-- AIM OF THE EXERCISE --
Your answer should hold all lines of the entries that include the word "What".

(Entries taken from a collection)
# # #

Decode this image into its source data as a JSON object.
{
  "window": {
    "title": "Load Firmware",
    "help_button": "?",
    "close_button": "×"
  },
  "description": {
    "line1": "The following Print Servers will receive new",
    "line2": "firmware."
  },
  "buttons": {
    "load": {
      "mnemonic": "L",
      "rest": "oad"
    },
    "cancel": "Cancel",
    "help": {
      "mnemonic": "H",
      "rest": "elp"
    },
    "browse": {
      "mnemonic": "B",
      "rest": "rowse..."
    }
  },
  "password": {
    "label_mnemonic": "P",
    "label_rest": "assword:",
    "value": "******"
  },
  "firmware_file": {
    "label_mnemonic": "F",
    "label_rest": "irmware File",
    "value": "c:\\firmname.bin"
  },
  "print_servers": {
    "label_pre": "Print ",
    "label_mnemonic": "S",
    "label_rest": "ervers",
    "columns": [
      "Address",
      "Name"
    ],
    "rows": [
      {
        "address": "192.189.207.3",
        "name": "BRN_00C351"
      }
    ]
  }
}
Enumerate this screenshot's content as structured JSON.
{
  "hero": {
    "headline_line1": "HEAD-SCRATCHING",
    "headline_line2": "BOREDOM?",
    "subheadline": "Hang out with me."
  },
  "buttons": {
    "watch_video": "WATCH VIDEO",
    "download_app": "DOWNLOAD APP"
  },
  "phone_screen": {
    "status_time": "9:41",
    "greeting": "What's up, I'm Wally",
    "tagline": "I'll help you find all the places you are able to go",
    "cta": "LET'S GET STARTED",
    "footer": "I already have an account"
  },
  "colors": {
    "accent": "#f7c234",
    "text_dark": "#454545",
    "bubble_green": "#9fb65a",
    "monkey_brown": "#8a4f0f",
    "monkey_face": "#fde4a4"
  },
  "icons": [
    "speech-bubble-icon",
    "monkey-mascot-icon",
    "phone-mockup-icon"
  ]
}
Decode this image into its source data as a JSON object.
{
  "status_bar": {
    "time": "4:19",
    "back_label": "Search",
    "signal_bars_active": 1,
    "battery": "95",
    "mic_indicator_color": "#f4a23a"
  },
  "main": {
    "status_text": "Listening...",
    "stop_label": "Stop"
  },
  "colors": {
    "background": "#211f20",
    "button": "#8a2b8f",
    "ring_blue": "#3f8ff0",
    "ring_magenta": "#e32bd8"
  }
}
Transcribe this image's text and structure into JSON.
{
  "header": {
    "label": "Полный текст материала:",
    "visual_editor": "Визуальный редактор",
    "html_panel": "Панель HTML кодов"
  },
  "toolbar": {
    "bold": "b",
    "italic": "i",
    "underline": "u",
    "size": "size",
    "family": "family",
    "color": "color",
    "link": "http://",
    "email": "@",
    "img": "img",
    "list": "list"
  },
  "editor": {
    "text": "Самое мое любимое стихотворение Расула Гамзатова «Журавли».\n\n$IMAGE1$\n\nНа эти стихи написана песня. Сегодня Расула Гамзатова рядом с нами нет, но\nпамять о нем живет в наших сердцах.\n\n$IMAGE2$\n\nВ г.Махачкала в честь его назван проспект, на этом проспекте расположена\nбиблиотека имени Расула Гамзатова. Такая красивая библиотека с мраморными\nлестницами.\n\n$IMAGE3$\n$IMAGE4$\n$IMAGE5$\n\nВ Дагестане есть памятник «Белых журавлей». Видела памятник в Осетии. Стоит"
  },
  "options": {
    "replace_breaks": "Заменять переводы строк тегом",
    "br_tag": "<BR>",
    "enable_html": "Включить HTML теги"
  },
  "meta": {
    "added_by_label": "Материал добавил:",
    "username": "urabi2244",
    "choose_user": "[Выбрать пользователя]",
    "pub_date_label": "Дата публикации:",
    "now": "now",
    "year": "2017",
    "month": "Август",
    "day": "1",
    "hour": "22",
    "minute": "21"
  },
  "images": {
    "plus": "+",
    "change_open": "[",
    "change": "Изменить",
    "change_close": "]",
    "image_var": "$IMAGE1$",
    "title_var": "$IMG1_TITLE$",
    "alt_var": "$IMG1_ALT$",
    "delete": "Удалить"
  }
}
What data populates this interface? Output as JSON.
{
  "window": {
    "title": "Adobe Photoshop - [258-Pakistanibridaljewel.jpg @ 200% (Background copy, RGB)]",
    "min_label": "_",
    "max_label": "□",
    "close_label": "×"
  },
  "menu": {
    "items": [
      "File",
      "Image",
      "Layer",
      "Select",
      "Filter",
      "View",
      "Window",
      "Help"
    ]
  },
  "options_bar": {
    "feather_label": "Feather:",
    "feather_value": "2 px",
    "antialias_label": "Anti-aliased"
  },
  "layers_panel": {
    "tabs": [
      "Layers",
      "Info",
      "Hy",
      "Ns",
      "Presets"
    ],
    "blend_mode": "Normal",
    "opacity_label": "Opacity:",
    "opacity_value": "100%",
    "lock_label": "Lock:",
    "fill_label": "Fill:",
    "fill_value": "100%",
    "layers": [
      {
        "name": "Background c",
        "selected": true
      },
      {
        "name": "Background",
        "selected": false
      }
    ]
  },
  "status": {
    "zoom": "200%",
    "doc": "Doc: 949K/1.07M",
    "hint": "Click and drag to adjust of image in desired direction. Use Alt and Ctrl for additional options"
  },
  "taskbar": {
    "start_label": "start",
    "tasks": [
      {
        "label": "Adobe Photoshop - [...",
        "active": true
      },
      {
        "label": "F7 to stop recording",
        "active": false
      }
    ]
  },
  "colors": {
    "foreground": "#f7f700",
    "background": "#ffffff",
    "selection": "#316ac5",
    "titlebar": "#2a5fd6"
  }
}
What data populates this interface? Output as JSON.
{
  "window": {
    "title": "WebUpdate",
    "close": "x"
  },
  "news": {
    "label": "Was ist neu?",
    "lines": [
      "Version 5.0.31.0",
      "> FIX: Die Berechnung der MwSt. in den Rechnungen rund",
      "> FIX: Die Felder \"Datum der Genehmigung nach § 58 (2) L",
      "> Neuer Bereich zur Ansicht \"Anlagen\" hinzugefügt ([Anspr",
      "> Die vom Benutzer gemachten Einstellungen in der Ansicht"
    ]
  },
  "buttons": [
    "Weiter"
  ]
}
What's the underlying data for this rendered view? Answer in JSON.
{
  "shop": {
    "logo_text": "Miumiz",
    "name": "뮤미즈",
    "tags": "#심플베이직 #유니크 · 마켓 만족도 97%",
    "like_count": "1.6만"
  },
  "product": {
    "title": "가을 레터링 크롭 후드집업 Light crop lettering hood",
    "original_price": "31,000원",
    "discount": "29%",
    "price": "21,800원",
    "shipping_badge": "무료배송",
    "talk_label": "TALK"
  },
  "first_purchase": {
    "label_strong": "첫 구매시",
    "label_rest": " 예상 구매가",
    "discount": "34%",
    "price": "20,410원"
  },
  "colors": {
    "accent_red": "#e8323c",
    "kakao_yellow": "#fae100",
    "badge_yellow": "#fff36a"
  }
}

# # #

-- YOUR SOLUTION --
    "greeting": "What's up, I'm Wally",
What data populates this interface? Output as JSON.
What data populates this interface? Output as JSON.
What's the underlying data for this rendered view? Answer in JSON.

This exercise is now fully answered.